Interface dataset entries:
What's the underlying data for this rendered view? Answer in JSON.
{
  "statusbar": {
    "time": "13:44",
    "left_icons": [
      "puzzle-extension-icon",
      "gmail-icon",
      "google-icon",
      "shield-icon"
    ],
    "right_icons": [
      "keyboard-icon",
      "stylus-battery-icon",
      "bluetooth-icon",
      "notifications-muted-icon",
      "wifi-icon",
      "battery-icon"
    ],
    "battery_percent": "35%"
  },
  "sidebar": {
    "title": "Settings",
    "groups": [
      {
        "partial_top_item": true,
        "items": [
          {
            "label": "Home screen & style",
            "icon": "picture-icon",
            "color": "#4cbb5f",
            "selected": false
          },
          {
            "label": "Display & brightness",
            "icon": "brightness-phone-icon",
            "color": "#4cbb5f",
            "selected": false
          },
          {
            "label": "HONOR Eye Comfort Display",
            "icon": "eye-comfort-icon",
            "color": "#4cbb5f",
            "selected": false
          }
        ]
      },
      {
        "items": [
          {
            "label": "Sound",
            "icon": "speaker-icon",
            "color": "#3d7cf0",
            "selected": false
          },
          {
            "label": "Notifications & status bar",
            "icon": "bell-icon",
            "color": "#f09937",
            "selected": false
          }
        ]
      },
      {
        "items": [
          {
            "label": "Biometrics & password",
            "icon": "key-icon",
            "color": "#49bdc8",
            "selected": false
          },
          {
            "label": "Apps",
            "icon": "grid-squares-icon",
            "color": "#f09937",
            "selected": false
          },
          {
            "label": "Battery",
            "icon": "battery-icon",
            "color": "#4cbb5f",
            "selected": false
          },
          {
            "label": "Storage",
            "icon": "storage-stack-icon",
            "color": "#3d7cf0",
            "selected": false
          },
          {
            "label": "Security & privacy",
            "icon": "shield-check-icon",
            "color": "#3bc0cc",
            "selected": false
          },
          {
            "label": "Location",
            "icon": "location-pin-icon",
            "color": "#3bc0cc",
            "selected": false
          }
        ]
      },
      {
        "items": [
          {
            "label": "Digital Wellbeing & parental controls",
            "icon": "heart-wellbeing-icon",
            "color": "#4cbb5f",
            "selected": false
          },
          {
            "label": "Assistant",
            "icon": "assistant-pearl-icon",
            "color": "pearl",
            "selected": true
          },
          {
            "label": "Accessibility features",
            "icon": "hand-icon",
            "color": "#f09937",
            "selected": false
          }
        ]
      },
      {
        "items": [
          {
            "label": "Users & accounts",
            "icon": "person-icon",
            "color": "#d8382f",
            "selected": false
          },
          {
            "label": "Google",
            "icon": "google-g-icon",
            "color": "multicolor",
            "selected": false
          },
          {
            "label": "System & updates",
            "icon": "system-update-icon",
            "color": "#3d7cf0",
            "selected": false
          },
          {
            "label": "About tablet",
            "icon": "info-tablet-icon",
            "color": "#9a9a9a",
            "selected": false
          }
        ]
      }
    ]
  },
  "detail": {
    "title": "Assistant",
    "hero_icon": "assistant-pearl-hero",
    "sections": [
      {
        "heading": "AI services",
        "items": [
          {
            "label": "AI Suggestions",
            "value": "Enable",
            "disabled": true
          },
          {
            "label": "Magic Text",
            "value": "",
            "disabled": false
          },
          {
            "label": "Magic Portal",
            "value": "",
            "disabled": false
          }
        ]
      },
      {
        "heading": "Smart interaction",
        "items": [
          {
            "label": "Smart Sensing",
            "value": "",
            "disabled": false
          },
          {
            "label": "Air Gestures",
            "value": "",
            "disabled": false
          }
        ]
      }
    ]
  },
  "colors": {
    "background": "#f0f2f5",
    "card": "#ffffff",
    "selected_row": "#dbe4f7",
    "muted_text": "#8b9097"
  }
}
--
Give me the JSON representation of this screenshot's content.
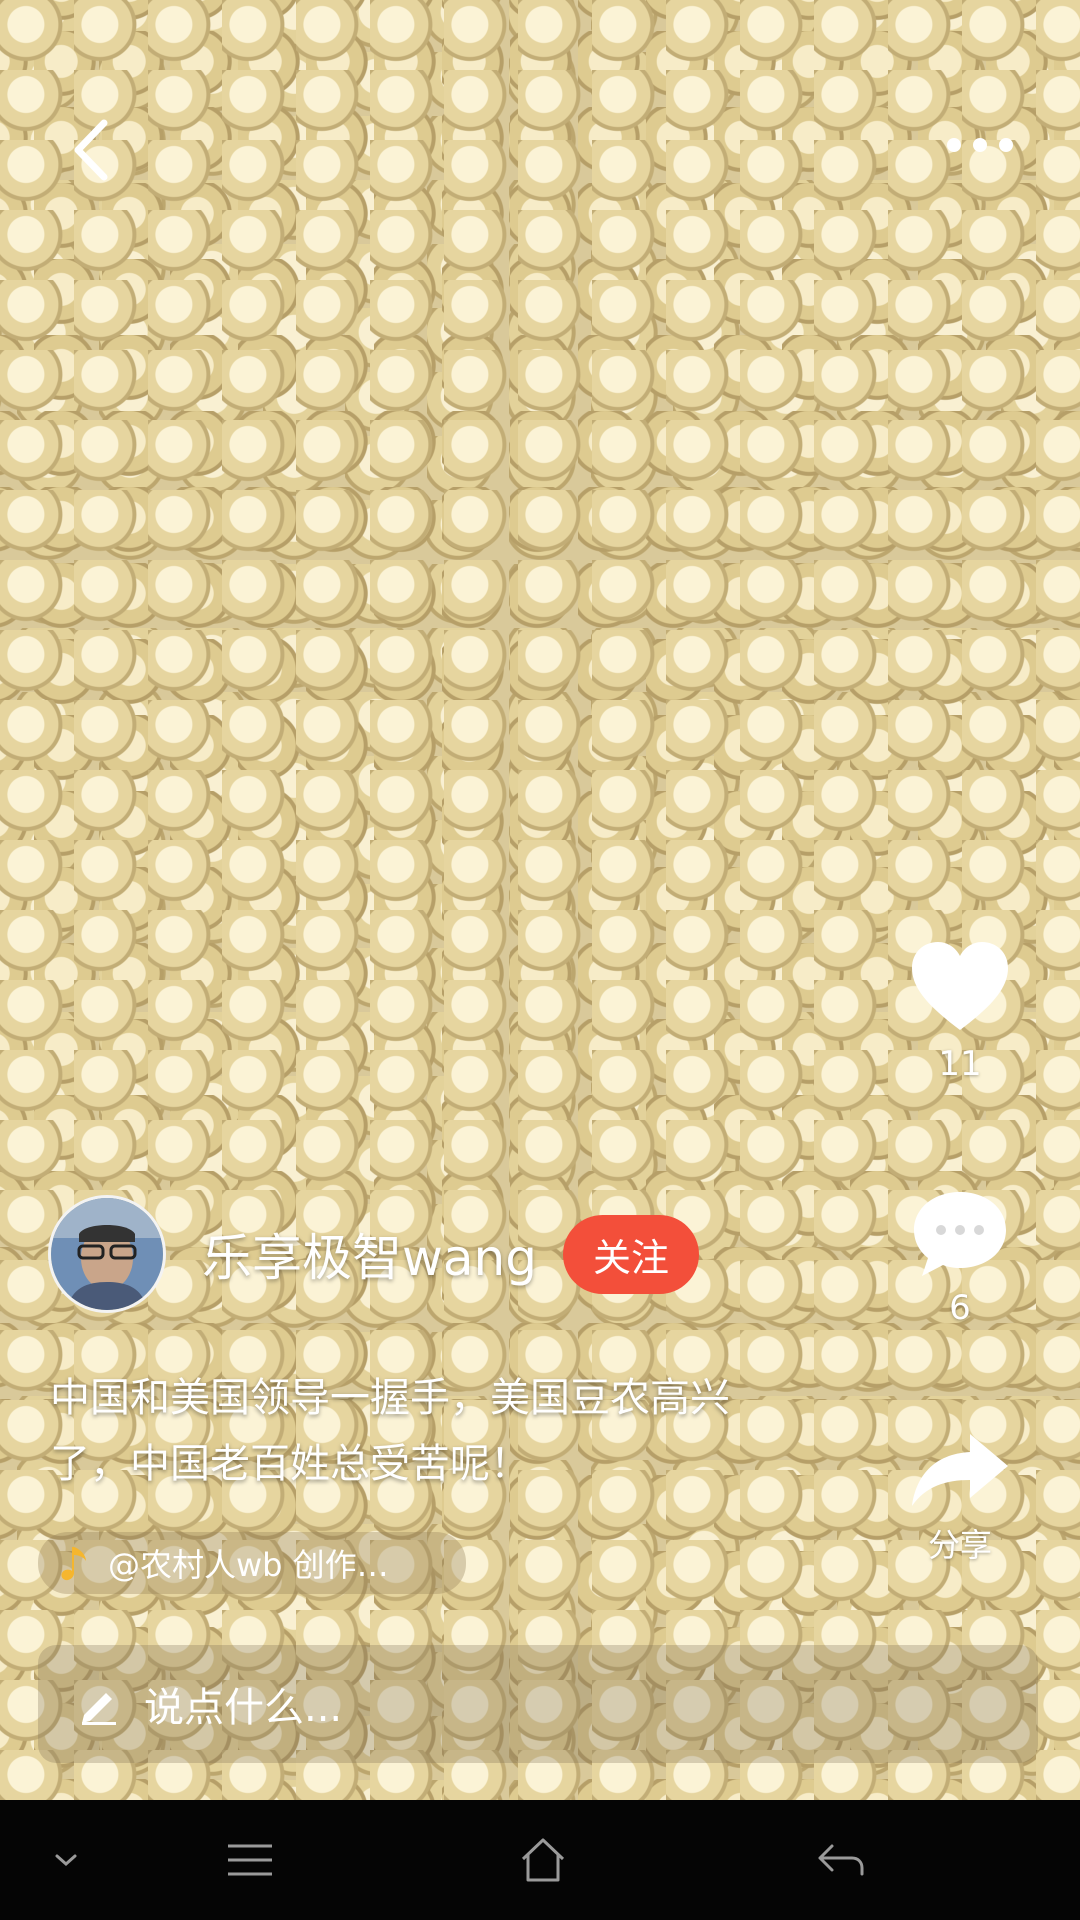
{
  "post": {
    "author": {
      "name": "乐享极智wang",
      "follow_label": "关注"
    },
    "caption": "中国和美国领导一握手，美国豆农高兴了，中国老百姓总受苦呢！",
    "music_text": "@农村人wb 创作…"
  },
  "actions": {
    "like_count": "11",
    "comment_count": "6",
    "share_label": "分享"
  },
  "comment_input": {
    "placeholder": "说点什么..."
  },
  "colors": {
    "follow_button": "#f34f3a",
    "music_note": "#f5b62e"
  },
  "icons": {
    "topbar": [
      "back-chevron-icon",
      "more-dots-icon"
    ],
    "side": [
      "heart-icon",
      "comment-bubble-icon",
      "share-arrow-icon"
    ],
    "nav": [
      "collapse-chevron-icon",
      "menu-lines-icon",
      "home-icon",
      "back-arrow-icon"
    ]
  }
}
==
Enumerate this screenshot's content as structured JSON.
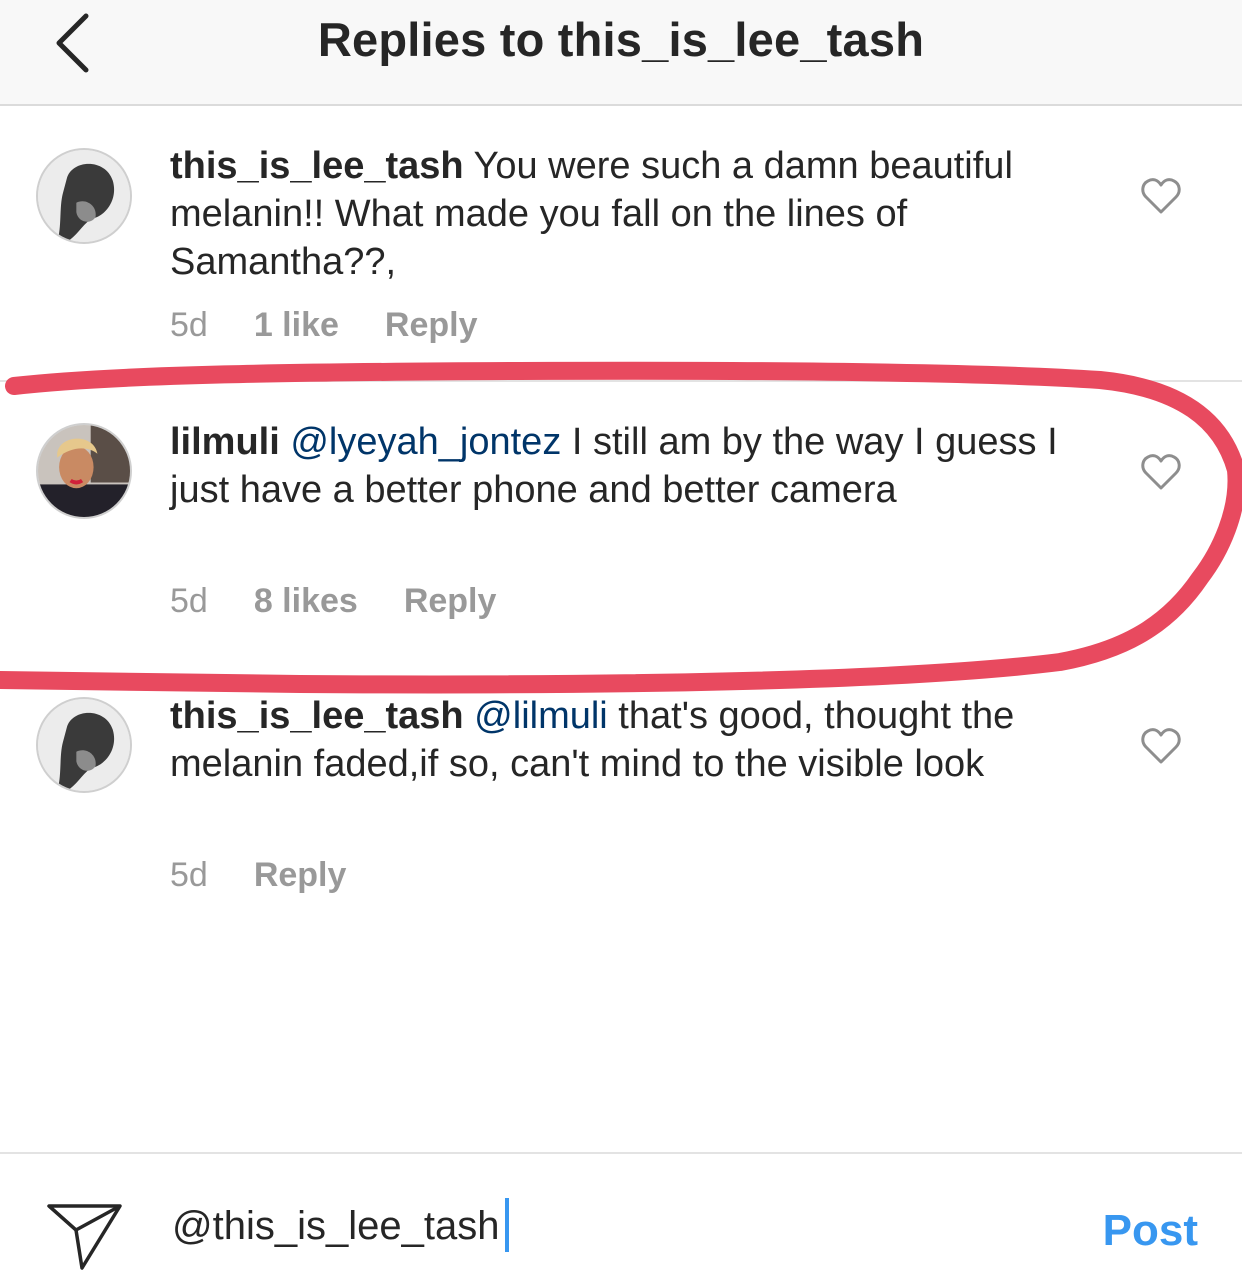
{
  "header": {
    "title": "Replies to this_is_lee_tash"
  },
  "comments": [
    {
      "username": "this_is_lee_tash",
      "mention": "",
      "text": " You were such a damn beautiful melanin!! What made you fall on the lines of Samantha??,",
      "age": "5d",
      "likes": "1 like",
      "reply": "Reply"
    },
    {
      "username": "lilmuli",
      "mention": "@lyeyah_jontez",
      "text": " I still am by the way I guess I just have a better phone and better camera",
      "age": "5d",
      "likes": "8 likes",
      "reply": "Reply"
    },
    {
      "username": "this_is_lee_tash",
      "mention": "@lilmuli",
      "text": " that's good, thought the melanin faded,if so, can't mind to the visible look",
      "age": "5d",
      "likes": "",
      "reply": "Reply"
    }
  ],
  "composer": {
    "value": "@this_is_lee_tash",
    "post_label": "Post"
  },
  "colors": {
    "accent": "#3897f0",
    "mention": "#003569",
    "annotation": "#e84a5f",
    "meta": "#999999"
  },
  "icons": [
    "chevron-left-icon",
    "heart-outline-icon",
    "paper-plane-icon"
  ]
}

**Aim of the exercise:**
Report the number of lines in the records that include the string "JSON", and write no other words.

**Exercise solution:**
3